▶ _DIRECTIONS FOR THIS TASK_
Please filter the entries and return only the lines that include "orldim".

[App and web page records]
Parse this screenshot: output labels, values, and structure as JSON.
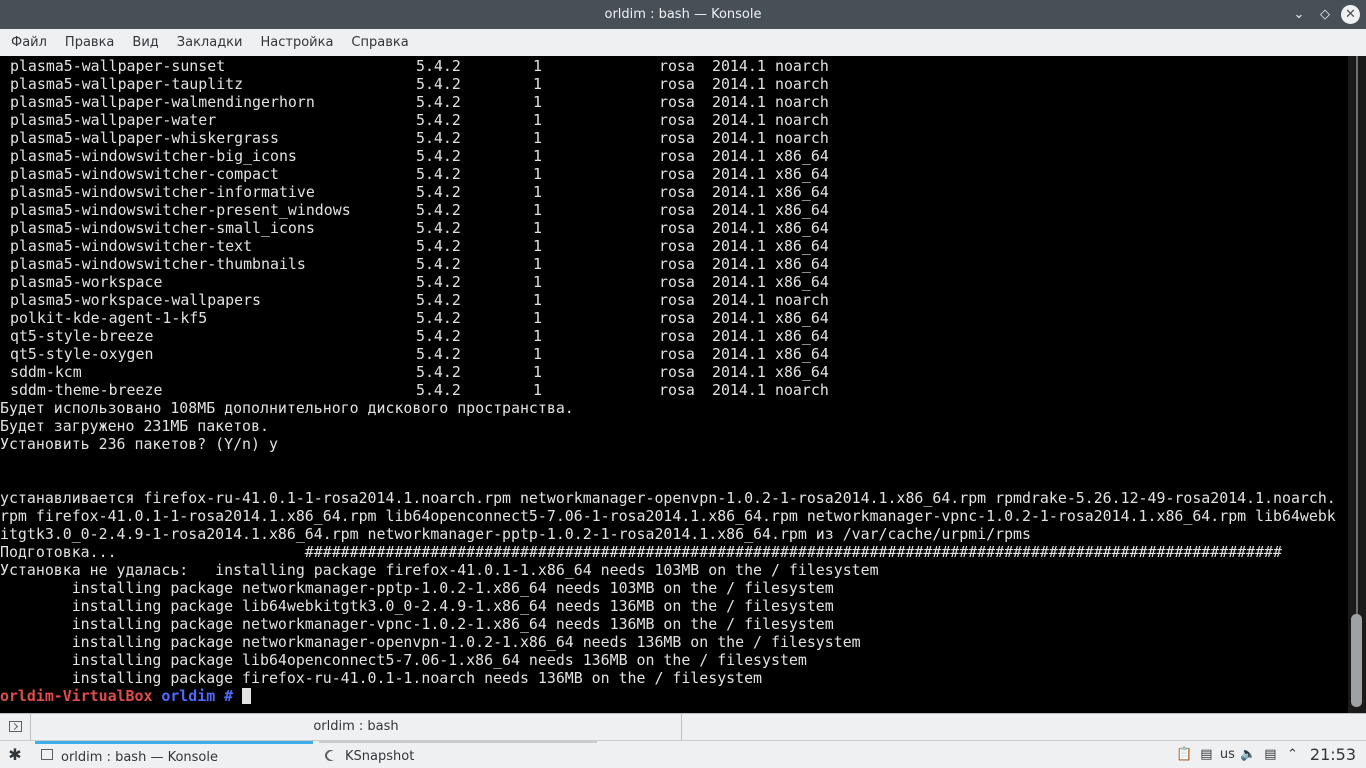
{
  "window": {
    "title": "orldim : bash — Konsole"
  },
  "menu": [
    "Файл",
    "Правка",
    "Вид",
    "Закладки",
    "Настройка",
    "Справка"
  ],
  "packages": [
    {
      "name": "plasma5-wallpaper-sunset",
      "version": "5.4.2",
      "release": "1",
      "repo": "rosa",
      "dist": "2014.1",
      "arch": "noarch"
    },
    {
      "name": "plasma5-wallpaper-tauplitz",
      "version": "5.4.2",
      "release": "1",
      "repo": "rosa",
      "dist": "2014.1",
      "arch": "noarch"
    },
    {
      "name": "plasma5-wallpaper-walmendingerhorn",
      "version": "5.4.2",
      "release": "1",
      "repo": "rosa",
      "dist": "2014.1",
      "arch": "noarch"
    },
    {
      "name": "plasma5-wallpaper-water",
      "version": "5.4.2",
      "release": "1",
      "repo": "rosa",
      "dist": "2014.1",
      "arch": "noarch"
    },
    {
      "name": "plasma5-wallpaper-whiskergrass",
      "version": "5.4.2",
      "release": "1",
      "repo": "rosa",
      "dist": "2014.1",
      "arch": "noarch"
    },
    {
      "name": "plasma5-windowswitcher-big_icons",
      "version": "5.4.2",
      "release": "1",
      "repo": "rosa",
      "dist": "2014.1",
      "arch": "x86_64"
    },
    {
      "name": "plasma5-windowswitcher-compact",
      "version": "5.4.2",
      "release": "1",
      "repo": "rosa",
      "dist": "2014.1",
      "arch": "x86_64"
    },
    {
      "name": "plasma5-windowswitcher-informative",
      "version": "5.4.2",
      "release": "1",
      "repo": "rosa",
      "dist": "2014.1",
      "arch": "x86_64"
    },
    {
      "name": "plasma5-windowswitcher-present_windows",
      "version": "5.4.2",
      "release": "1",
      "repo": "rosa",
      "dist": "2014.1",
      "arch": "x86_64"
    },
    {
      "name": "plasma5-windowswitcher-small_icons",
      "version": "5.4.2",
      "release": "1",
      "repo": "rosa",
      "dist": "2014.1",
      "arch": "x86_64"
    },
    {
      "name": "plasma5-windowswitcher-text",
      "version": "5.4.2",
      "release": "1",
      "repo": "rosa",
      "dist": "2014.1",
      "arch": "x86_64"
    },
    {
      "name": "plasma5-windowswitcher-thumbnails",
      "version": "5.4.2",
      "release": "1",
      "repo": "rosa",
      "dist": "2014.1",
      "arch": "x86_64"
    },
    {
      "name": "plasma5-workspace",
      "version": "5.4.2",
      "release": "1",
      "repo": "rosa",
      "dist": "2014.1",
      "arch": "x86_64"
    },
    {
      "name": "plasma5-workspace-wallpapers",
      "version": "5.4.2",
      "release": "1",
      "repo": "rosa",
      "dist": "2014.1",
      "arch": "noarch"
    },
    {
      "name": "polkit-kde-agent-1-kf5",
      "version": "5.4.2",
      "release": "1",
      "repo": "rosa",
      "dist": "2014.1",
      "arch": "x86_64"
    },
    {
      "name": "qt5-style-breeze",
      "version": "5.4.2",
      "release": "1",
      "repo": "rosa",
      "dist": "2014.1",
      "arch": "x86_64"
    },
    {
      "name": "qt5-style-oxygen",
      "version": "5.4.2",
      "release": "1",
      "repo": "rosa",
      "dist": "2014.1",
      "arch": "x86_64"
    },
    {
      "name": "sddm-kcm",
      "version": "5.4.2",
      "release": "1",
      "repo": "rosa",
      "dist": "2014.1",
      "arch": "x86_64"
    },
    {
      "name": "sddm-theme-breeze",
      "version": "5.4.2",
      "release": "1",
      "repo": "rosa",
      "dist": "2014.1",
      "arch": "noarch"
    }
  ],
  "output_lines": [
    "Будет использовано 108МБ дополнительного дискового пространства.",
    "Будет загружено 231МБ пакетов.",
    "Установить 236 пакетов? (Y/n) y",
    "",
    "",
    "устанавливается firefox-ru-41.0.1-1-rosa2014.1.noarch.rpm networkmanager-openvpn-1.0.2-1-rosa2014.1.x86_64.rpm rpmdrake-5.26.12-49-rosa2014.1.noarch.",
    "rpm firefox-41.0.1-1-rosa2014.1.x86_64.rpm lib64openconnect5-7.06-1-rosa2014.1.x86_64.rpm networkmanager-vpnc-1.0.2-1-rosa2014.1.x86_64.rpm lib64webk",
    "itgtk3.0_0-2.4.9-1-rosa2014.1.x86_64.rpm networkmanager-pptp-1.0.2-1-rosa2014.1.x86_64.rpm из /var/cache/urpmi/rpms",
    "Подготовка...                     #############################################################################################################",
    "Установка не удалась:   installing package firefox-41.0.1-1.x86_64 needs 103MB on the / filesystem",
    "        installing package networkmanager-pptp-1.0.2-1.x86_64 needs 103MB on the / filesystem",
    "        installing package lib64webkitgtk3.0_0-2.4.9-1.x86_64 needs 136MB on the / filesystem",
    "        installing package networkmanager-vpnc-1.0.2-1.x86_64 needs 136MB on the / filesystem",
    "        installing package networkmanager-openvpn-1.0.2-1.x86_64 needs 136MB on the / filesystem",
    "        installing package lib64openconnect5-7.06-1.x86_64 needs 136MB on the / filesystem",
    "        installing package firefox-ru-41.0.1-1.noarch needs 136MB on the / filesystem"
  ],
  "prompt": {
    "host": "orldim-VirtualBox",
    "dir": "orldim",
    "symbol": "#"
  },
  "tab": {
    "label": "orldim : bash"
  },
  "taskbar": {
    "tasks": [
      {
        "label": "orldim : bash — Konsole",
        "active": true
      },
      {
        "label": "KSnapshot",
        "active": false
      }
    ],
    "keyboard_layout": "us",
    "clock": "21:53"
  },
  "colors": {
    "titlebar": "#475057",
    "panel": "#eff0f1",
    "accent": "#3daee9",
    "prompt_host": "#e24c4c",
    "prompt_dir": "#4f6bff"
  }
}
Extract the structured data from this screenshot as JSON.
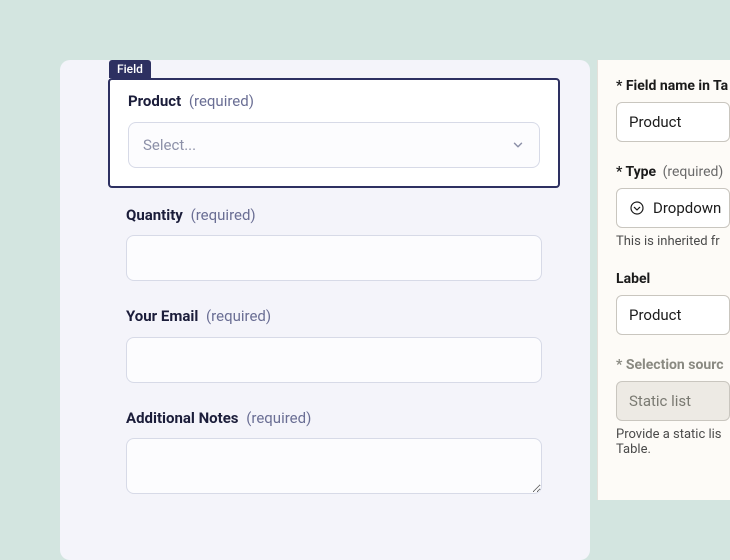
{
  "form": {
    "field_tag": "Field",
    "required_label": "(required)",
    "fields": [
      {
        "label": "Product",
        "type": "select",
        "placeholder": "Select..."
      },
      {
        "label": "Quantity",
        "type": "text"
      },
      {
        "label": "Your Email",
        "type": "text"
      },
      {
        "label": "Additional Notes",
        "type": "textarea"
      }
    ]
  },
  "sidebar": {
    "field_name": {
      "label": "Field name in Ta",
      "value": "Product"
    },
    "type": {
      "label": "Type",
      "req": "(required)",
      "value": "Dropdown",
      "helper": "This is inherited fr"
    },
    "label_field": {
      "label": "Label",
      "value": "Product"
    },
    "selection_source": {
      "label": "Selection sourc",
      "value": "Static list",
      "helper": "Provide a static lis",
      "helper2": "Table."
    }
  }
}
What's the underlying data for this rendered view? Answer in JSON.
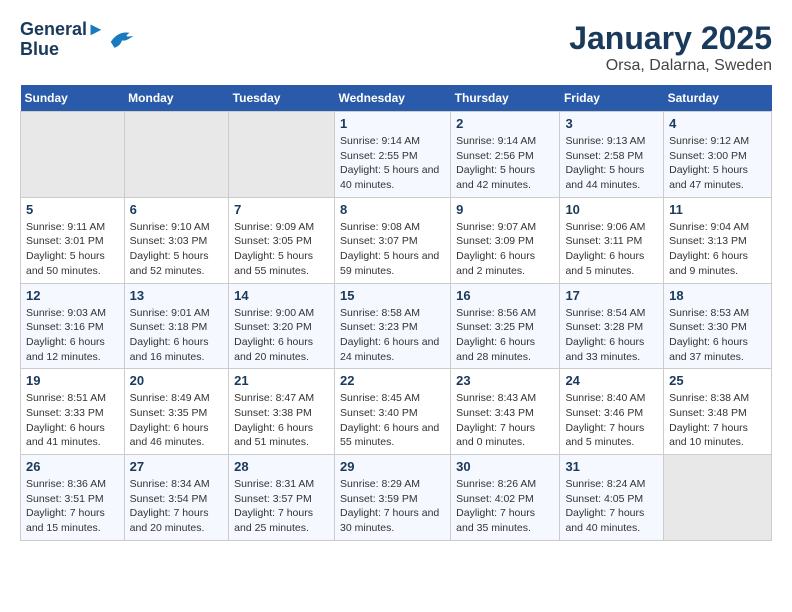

▶ _YOUR SOLUTION_
    "title": "orldim : bash — Konsole"
    "host": "orldim-VirtualBox",
    "dir": "orldim",
    "label": "orldim : bash"
        "label": "orldim : bash — Konsole",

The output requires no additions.